Wallpaper*: Oakley uses state-of-the-art materials and production techniques. Yet your design department always starts with simple hand-drawn sketches. Why?
Colin Baden: Human creativity is an analogue process. Drawing is a natural way to start that can then evolve into other mixed media such as paint, pens, and CAD drawings.
W*: Talk us through the design process of Oakley eyewear.
CB: A little bit of magic, art and mad science with the occasional nasty explosion.
W*: How much does 3D printing feature?
CB: Oakley has been 3D printing for over two decades.
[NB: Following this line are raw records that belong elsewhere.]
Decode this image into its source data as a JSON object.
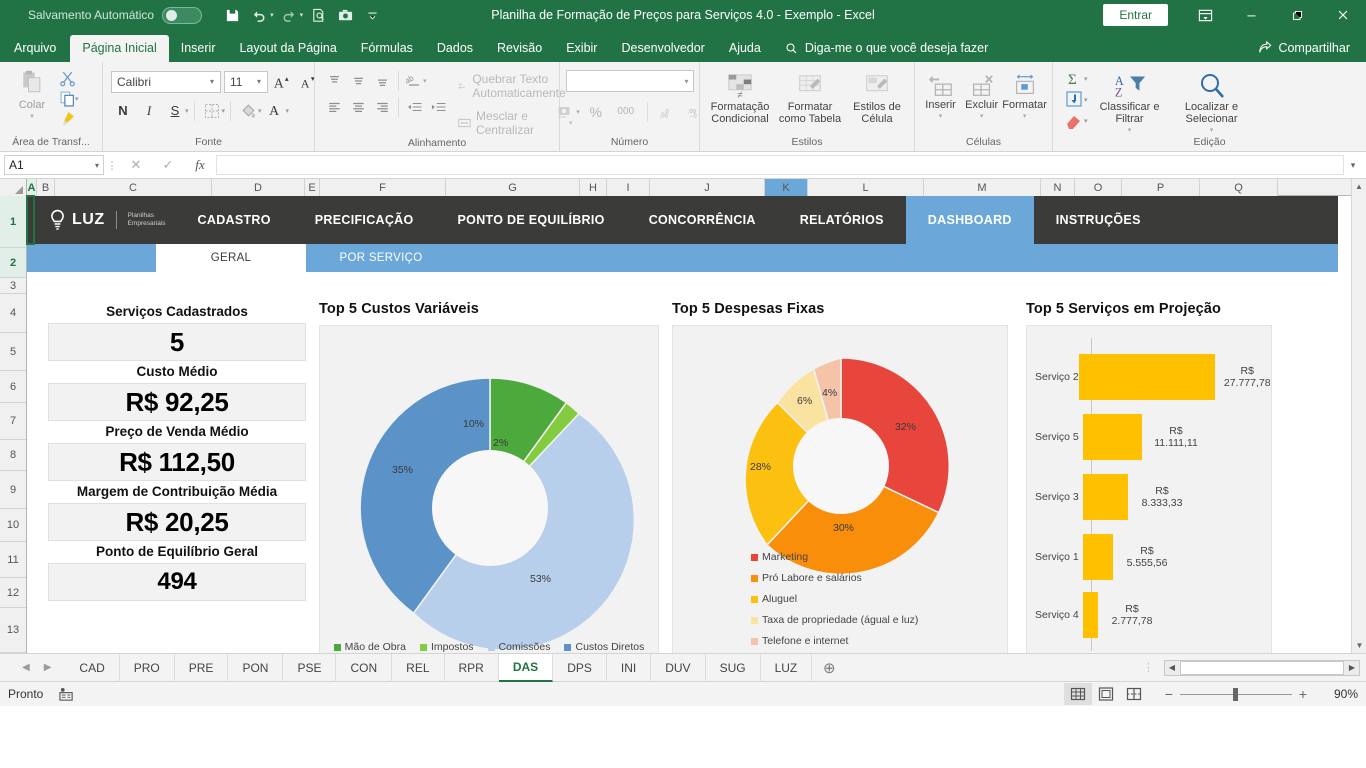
{
  "titlebar": {
    "autosave_label": "Salvamento Automático",
    "autosave_state": "off",
    "document_title": "Planilha de Formação de Preços para Serviços 4.0 - Exemplo  -  Excel",
    "signin_label": "Entrar",
    "qat_icons": [
      "save-icon",
      "undo-icon",
      "redo-icon",
      "print-preview-icon",
      "camera-icon",
      "customize-qat-icon"
    ],
    "window_icons": [
      "ribbon-display-options-icon",
      "minimize-icon",
      "restore-icon",
      "close-icon"
    ]
  },
  "ribbon": {
    "tabs": [
      {
        "label": "Arquivo",
        "active": false
      },
      {
        "label": "Página Inicial",
        "active": true
      },
      {
        "label": "Inserir",
        "active": false
      },
      {
        "label": "Layout da Página",
        "active": false
      },
      {
        "label": "Fórmulas",
        "active": false
      },
      {
        "label": "Dados",
        "active": false
      },
      {
        "label": "Revisão",
        "active": false
      },
      {
        "label": "Exibir",
        "active": false
      },
      {
        "label": "Desenvolvedor",
        "active": false
      },
      {
        "label": "Ajuda",
        "active": false
      }
    ],
    "tellme_placeholder": "Diga-me o que você deseja fazer",
    "share_label": "Compartilhar",
    "groups": {
      "clipboard": {
        "label": "Área de Transf...",
        "paste_label": "Colar",
        "cut_label": "cut-icon",
        "copy_label": "copy-icon",
        "format_painter_label": "format-painter-icon"
      },
      "font": {
        "label": "Fonte",
        "font_family": "Calibri",
        "font_size": "11",
        "bold": "N",
        "italic": "I",
        "underline": "S"
      },
      "alignment": {
        "label": "Alinhamento",
        "wrap_text": "Quebrar Texto Automaticamente",
        "merge_center": "Mesclar e Centralizar"
      },
      "number": {
        "label": "Número",
        "format_value": "",
        "percent": "%",
        "thousands": "000"
      },
      "styles": {
        "label": "Estilos",
        "conditional": "Formatação Condicional",
        "as_table": "Formatar como Tabela",
        "cell_styles": "Estilos de Célula"
      },
      "cells": {
        "label": "Células",
        "insert": "Inserir",
        "delete": "Excluir",
        "format": "Formatar"
      },
      "editing": {
        "label": "Edição",
        "sort_filter": "Classificar e Filtrar",
        "find_select": "Localizar e Selecionar"
      }
    }
  },
  "formulabar": {
    "name_box": "A1",
    "cancel_icon": "cancel-icon",
    "confirm_icon": "confirm-icon",
    "fx_icon": "fx-icon",
    "formula_value": ""
  },
  "grid": {
    "columns": [
      "A",
      "B",
      "C",
      "D",
      "E",
      "F",
      "G",
      "H",
      "I",
      "J",
      "K",
      "L",
      "M",
      "N",
      "O",
      "P",
      "Q"
    ],
    "rows": [
      "1",
      "2",
      "3",
      "4",
      "5",
      "6",
      "7",
      "8",
      "9",
      "10",
      "11",
      "12",
      "13"
    ],
    "selected_cell": "A1"
  },
  "dashboard": {
    "brand": {
      "name": "LUZ",
      "tagline_line1": "Planilhas",
      "tagline_line2": "Empresariais"
    },
    "nav_items": [
      {
        "label": "CADASTRO",
        "active": false
      },
      {
        "label": "PRECIFICAÇÃO",
        "active": false
      },
      {
        "label": "PONTO DE EQUILÍBRIO",
        "active": false
      },
      {
        "label": "CONCORRÊNCIA",
        "active": false
      },
      {
        "label": "RELATÓRIOS",
        "active": false
      },
      {
        "label": "DASHBOARD",
        "active": true
      },
      {
        "label": "INSTRUÇÕES",
        "active": false
      }
    ],
    "sub_tabs": [
      {
        "label": "GERAL",
        "active": true
      },
      {
        "label": "POR SERVIÇO",
        "active": false
      }
    ],
    "kpis": [
      {
        "label": "Serviços Cadastrados",
        "value": "5"
      },
      {
        "label": "Custo Médio",
        "value": "R$ 92,25"
      },
      {
        "label": "Preço de Venda Médio",
        "value": "R$ 112,50"
      },
      {
        "label": "Margem de Contribuição Média",
        "value": "R$ 20,25"
      },
      {
        "label": "Ponto de Equilíbrio Geral",
        "value": "494"
      }
    ]
  },
  "chart_data": [
    {
      "type": "pie",
      "title": "Top 5 Custos Variáveis",
      "variant": "donut",
      "legend_position": "bottom",
      "categories": [
        "Mão de Obra",
        "Impostos",
        "Comissões",
        "Custos Diretos"
      ],
      "values": [
        10,
        2,
        53,
        35
      ],
      "data_labels": [
        "10%",
        "2%",
        "53%",
        "35%"
      ],
      "colors": [
        "#4ca93c",
        "#83cc3f",
        "#b7cfea",
        "#5b93c8"
      ]
    },
    {
      "type": "pie",
      "title": "Top 5 Despesas Fixas",
      "variant": "donut",
      "legend_position": "bottom-left",
      "categories": [
        "Marketing",
        "Pró Labore e salários",
        "Aluguel",
        "Taxa de propriedade (águal e luz)",
        "Telefone e internet"
      ],
      "values": [
        32,
        30,
        28,
        6,
        4
      ],
      "data_labels": [
        "32%",
        "30%",
        "28%",
        "6%",
        "4%"
      ],
      "colors": [
        "#e8453c",
        "#f98e0b",
        "#fcc010",
        "#fae3a0",
        "#f4c3a8"
      ]
    },
    {
      "type": "bar",
      "orientation": "horizontal",
      "title": "Top 5 Serviços em Projeção",
      "categories": [
        "Serviço 2",
        "Serviço 5",
        "Serviço 3",
        "Serviço 1",
        "Serviço 4"
      ],
      "values": [
        27777.78,
        11111.11,
        8333.33,
        5555.56,
        2777.78
      ],
      "data_labels": [
        "R$ 27.777,78",
        "R$ 11.111,11",
        "R$ 8.333,33",
        "R$ 5.555,56",
        "R$ 2.777,78"
      ],
      "bar_color": "#ffc000",
      "xlabel": "",
      "ylabel": "",
      "grid": false
    }
  ],
  "sheet_tabs": [
    {
      "label": "CAD",
      "active": false
    },
    {
      "label": "PRO",
      "active": false
    },
    {
      "label": "PRE",
      "active": false
    },
    {
      "label": "PON",
      "active": false
    },
    {
      "label": "PSE",
      "active": false
    },
    {
      "label": "CON",
      "active": false
    },
    {
      "label": "REL",
      "active": false
    },
    {
      "label": "RPR",
      "active": false
    },
    {
      "label": "DAS",
      "active": true
    },
    {
      "label": "DPS",
      "active": false
    },
    {
      "label": "INI",
      "active": false
    },
    {
      "label": "DUV",
      "active": false
    },
    {
      "label": "SUG",
      "active": false
    },
    {
      "label": "LUZ",
      "active": false
    }
  ],
  "statusbar": {
    "status": "Pronto",
    "zoom": "90%",
    "views": [
      "normal-view-icon",
      "page-layout-icon",
      "page-break-preview-icon"
    ]
  }
}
When we purchased our first rapid prototyping machine only the aerospace and medical device industries were using it. We created the first fully digitally produced sunglasses, Oakley Eye Jacket, in 1994. Today the process is still integrated into our designs.
W*: What influences the creative team?
CB: We design great products because we need them ourselves. Some of our best work is when we repurpose an expected object in an unexpected way. For example, Over The Top, an iconic hingeless frame worn over the head, was inspired by two pairs of Oakley Time Bomb watches held up on [Oakley founder] Jim Jannard’s forehead. Over The Top debuted at the 2000 Olympic Games and challenged conventional thinking of how sunglasses should be worn.
W*: Why do classic Oakley models often engender an emotional response from customers?
CB: An Oakley product must solve a problem and improve people’s lives. We get pretty emotional about our products as well.
W*: How has Oakley's design philosophy changed over the years?
CB: We were founded on the idea that everything in the world can and will be made better, it was just a matter of when and by whom. Now, the pace has exponentially changed and the speed at which we must create is vastly different. The processes and technology to deliver in this competitive space have also evolved. However, our focus on quality, precision and performance – what people have come to expect from Oakley – has not wavered from our humble beginnings.
W*: Please explain your Disruptive by Design manifesto.
CB: Disruptive by Design represents our unique point of view as we aspire to be a cultural leader in design, technology and experiences.
Photography: Spencer Lowell